[Start of section]
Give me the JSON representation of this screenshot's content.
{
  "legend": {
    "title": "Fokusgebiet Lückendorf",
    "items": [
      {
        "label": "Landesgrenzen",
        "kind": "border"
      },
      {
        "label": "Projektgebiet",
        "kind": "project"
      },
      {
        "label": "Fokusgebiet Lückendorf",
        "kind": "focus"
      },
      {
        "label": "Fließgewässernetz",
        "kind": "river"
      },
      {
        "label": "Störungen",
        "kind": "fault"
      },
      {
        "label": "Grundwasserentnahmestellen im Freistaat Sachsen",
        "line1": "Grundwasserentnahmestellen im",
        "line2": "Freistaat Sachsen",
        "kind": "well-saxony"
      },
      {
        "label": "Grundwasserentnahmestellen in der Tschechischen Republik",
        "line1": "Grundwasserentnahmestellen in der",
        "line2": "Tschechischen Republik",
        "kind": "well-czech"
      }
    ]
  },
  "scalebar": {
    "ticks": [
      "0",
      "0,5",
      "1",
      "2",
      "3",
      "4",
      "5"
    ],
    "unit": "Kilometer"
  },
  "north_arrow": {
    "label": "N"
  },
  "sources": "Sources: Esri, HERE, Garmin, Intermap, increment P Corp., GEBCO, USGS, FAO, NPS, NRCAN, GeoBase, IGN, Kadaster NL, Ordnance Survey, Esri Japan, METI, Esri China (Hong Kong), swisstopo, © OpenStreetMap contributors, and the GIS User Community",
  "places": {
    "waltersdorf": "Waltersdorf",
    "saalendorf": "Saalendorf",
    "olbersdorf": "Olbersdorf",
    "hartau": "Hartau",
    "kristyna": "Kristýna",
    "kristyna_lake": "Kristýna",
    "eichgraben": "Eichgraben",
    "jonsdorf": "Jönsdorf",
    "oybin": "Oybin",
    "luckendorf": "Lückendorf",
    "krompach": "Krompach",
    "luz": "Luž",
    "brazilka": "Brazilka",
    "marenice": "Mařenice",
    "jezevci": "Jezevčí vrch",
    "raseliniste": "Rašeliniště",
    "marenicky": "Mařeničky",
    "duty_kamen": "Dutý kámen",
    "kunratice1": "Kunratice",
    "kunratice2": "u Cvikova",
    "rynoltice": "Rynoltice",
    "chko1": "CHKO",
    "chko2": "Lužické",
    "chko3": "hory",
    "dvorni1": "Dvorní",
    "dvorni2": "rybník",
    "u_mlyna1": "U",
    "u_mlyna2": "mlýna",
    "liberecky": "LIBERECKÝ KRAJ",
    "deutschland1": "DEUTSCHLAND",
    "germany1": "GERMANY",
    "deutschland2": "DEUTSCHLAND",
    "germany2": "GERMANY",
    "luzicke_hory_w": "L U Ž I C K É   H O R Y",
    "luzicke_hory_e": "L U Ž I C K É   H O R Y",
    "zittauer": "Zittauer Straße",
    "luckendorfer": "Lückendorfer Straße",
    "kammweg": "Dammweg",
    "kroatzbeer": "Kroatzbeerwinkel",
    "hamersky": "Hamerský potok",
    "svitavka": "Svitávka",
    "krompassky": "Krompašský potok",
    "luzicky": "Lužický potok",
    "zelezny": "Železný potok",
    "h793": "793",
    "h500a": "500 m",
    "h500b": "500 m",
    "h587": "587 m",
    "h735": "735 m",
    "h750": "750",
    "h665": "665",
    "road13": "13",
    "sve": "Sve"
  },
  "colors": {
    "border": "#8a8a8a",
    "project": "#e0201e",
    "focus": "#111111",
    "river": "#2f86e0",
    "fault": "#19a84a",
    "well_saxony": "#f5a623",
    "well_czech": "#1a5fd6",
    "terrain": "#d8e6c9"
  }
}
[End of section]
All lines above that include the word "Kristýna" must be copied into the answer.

    "kristyna": "Kristýna",
    "kristyna_lake": "Kristýna",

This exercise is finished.